• **DATA FOR THIS TASK**

______

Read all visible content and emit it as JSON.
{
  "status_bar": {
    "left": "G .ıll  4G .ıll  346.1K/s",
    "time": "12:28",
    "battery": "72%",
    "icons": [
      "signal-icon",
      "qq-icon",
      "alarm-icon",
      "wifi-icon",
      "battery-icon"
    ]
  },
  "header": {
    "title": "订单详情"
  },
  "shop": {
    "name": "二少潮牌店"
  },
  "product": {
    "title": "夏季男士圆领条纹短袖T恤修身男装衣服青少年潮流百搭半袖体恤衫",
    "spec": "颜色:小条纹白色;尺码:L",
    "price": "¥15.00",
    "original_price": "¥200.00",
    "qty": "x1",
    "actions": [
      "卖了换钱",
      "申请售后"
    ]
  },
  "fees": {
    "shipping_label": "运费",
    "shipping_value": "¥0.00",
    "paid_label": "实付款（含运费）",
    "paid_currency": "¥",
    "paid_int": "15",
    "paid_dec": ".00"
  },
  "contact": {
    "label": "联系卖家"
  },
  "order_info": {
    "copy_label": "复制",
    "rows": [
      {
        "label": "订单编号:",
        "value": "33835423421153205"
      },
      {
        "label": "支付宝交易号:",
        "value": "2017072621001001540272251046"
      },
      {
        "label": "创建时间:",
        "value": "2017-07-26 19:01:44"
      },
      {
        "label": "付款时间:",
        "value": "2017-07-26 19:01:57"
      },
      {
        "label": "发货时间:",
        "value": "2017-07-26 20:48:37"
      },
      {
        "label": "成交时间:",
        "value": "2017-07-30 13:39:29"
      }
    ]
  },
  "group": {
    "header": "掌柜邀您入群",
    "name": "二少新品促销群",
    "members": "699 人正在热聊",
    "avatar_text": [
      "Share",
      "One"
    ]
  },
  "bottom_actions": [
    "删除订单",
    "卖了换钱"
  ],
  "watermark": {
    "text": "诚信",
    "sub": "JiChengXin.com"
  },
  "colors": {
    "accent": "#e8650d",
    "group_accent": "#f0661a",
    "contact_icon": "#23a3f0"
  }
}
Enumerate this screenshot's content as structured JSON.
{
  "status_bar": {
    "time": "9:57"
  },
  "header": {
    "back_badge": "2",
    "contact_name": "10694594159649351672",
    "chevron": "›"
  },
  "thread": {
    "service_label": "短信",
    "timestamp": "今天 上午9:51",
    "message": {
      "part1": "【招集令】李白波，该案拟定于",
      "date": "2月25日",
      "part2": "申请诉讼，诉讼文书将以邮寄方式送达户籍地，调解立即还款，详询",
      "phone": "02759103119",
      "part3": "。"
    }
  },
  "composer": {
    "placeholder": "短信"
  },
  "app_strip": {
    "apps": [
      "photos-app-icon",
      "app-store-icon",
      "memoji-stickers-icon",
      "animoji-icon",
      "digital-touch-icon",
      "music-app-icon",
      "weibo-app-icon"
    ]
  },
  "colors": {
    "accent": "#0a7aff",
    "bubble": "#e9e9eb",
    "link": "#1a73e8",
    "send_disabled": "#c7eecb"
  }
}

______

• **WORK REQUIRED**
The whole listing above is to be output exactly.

• **SOLUTION FOR THIS PROBLEM**
Read all visible content and emit it as JSON.
{
  "status_bar": {
    "left": "G .ıll  4G .ıll  346.1K/s",
    "time": "12:28",
    "battery": "72%",
    "icons": [
      "signal-icon",
      "qq-icon",
      "alarm-icon",
      "wifi-icon",
      "battery-icon"
    ]
  },
  "header": {
    "title": "订单详情"
  },
  "shop": {
    "name": "二少潮牌店"
  },
  "product": {
    "title": "夏季男士圆领条纹短袖T恤修身男装衣服青少年潮流百搭半袖体恤衫",
    "spec": "颜色:小条纹白色;尺码:L",
    "price": "¥15.00",
    "original_price": "¥200.00",
    "qty": "x1",
    "actions": [
      "卖了换钱",
      "申请售后"
    ]
  },
  "fees": {
    "shipping_label": "运费",
    "shipping_value": "¥0.00",
    "paid_label": "实付款（含运费）",
    "paid_currency": "¥",
    "paid_int": "15",
    "paid_dec": ".00"
  },
  "contact": {
    "label": "联系卖家"
  },
  "order_info": {
    "copy_label": "复制",
    "rows": [
      {
        "label": "订单编号:",
        "value": "33835423421153205"
      },
      {
        "label": "支付宝交易号:",
        "value": "2017072621001001540272251046"
      },
      {
        "label": "创建时间:",
        "value": "2017-07-26 19:01:44"
      },
      {
        "label": "付款时间:",
        "value": "2017-07-26 19:01:57"
      },
      {
        "label": "发货时间:",
        "value": "2017-07-26 20:48:37"
      },
      {
        "label": "成交时间:",
        "value": "2017-07-30 13:39:29"
      }
    ]
  },
  "group": {
    "header": "掌柜邀您入群",
    "name": "二少新品促销群",
    "members": "699 人正在热聊",
    "avatar_text": [
      "Share",
      "One"
    ]
  },
  "bottom_actions": [
    "删除订单",
    "卖了换钱"
  ],
  "watermark": {
    "text": "诚信",
    "sub": "JiChengXin.com"
  },
  "colors": {
    "accent": "#e8650d",
    "group_accent": "#f0661a",
    "contact_icon": "#23a3f0"
  }
}
Enumerate this screenshot's content as structured JSON.
{
  "status_bar": {
    "time": "9:57"
  },
  "header": {
    "back_badge": "2",
    "contact_name": "10694594159649351672",
    "chevron": "›"
  },
  "thread": {
    "service_label": "短信",
    "timestamp": "今天 上午9:51",
    "message": {
      "part1": "【招集令】李白波，该案拟定于",
      "date": "2月25日",
      "part2": "申请诉讼，诉讼文书将以邮寄方式送达户籍地，调解立即还款，详询",
      "phone": "02759103119",
      "part3": "。"
    }
  },
  "composer": {
    "placeholder": "短信"
  },
  "app_strip": {
    "apps": [
      "photos-app-icon",
      "app-store-icon",
      "memoji-stickers-icon",
      "animoji-icon",
      "digital-touch-icon",
      "music-app-icon",
      "weibo-app-icon"
    ]
  },
  "colors": {
    "accent": "#0a7aff",
    "bubble": "#e9e9eb",
    "link": "#1a73e8",
    "send_disabled": "#c7eecb"
  }
}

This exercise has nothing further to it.